From the material below, return every line that includes "title".

→ **Listed entries**
==========
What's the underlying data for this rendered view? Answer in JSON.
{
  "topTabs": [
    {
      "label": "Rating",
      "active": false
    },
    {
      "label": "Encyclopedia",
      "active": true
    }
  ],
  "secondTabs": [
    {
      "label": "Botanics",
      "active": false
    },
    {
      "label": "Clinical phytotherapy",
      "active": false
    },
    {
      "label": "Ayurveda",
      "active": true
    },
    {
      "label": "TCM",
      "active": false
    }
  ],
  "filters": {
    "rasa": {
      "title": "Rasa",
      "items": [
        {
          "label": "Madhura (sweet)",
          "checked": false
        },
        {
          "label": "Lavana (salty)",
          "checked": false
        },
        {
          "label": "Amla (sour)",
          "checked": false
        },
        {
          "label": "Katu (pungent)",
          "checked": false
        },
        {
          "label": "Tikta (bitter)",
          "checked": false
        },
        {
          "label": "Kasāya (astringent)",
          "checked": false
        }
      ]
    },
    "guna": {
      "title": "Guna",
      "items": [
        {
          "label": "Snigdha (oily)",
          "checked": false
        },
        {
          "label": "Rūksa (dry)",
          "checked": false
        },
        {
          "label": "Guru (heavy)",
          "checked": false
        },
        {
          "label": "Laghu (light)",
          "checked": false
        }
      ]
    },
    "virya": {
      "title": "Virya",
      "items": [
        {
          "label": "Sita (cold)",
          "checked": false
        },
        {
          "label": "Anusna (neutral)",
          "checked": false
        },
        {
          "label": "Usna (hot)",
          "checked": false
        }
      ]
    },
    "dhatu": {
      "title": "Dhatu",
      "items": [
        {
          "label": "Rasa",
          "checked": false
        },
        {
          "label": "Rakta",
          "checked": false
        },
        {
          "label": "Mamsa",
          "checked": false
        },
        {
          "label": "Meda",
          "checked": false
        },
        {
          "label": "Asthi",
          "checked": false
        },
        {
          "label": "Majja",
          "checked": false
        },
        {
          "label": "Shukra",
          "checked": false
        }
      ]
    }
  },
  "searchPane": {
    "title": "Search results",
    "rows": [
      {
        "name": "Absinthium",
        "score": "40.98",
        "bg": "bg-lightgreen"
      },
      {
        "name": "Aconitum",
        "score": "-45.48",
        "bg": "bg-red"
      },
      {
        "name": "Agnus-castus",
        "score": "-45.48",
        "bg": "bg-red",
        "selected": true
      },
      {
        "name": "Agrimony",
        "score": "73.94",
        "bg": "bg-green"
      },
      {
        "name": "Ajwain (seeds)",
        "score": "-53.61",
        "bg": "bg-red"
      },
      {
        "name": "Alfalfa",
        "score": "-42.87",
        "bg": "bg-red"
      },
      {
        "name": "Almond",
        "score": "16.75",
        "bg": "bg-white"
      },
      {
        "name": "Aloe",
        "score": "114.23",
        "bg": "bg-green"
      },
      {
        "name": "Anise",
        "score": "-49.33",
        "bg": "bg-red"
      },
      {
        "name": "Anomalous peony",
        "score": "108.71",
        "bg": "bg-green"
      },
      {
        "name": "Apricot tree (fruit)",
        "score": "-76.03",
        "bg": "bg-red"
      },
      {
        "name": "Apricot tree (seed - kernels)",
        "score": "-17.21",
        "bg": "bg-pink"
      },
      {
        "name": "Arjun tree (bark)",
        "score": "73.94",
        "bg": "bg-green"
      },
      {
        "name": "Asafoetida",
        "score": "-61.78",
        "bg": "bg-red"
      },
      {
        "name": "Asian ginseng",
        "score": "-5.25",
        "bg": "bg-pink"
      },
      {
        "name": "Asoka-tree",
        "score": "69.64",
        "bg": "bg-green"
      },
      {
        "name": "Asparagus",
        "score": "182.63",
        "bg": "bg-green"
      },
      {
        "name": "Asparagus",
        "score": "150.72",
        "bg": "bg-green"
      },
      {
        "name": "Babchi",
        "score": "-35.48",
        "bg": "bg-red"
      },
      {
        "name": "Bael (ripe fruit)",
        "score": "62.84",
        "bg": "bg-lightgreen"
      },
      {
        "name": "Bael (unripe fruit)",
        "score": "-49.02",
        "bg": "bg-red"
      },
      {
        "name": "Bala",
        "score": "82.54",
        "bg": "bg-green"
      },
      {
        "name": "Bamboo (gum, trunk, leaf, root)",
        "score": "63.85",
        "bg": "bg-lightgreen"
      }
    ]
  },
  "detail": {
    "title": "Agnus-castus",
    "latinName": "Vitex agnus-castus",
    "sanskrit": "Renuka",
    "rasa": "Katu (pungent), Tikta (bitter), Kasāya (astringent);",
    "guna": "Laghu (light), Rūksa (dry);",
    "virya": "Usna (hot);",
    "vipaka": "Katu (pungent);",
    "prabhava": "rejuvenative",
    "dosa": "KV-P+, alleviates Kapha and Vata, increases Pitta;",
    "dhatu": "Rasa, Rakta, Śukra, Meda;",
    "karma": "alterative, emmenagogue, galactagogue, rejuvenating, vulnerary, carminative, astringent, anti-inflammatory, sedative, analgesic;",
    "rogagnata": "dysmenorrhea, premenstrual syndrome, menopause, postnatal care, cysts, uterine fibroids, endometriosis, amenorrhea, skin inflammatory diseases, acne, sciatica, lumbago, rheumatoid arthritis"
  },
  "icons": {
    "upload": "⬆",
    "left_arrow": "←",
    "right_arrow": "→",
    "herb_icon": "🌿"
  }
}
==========
→ **Written answer**
      "title": "Rasa",
      "title": "Guna",
      "title": "Virya",
      "title": "Dhatu",
    "title": "Search results",
    "title": "Agnus-castus",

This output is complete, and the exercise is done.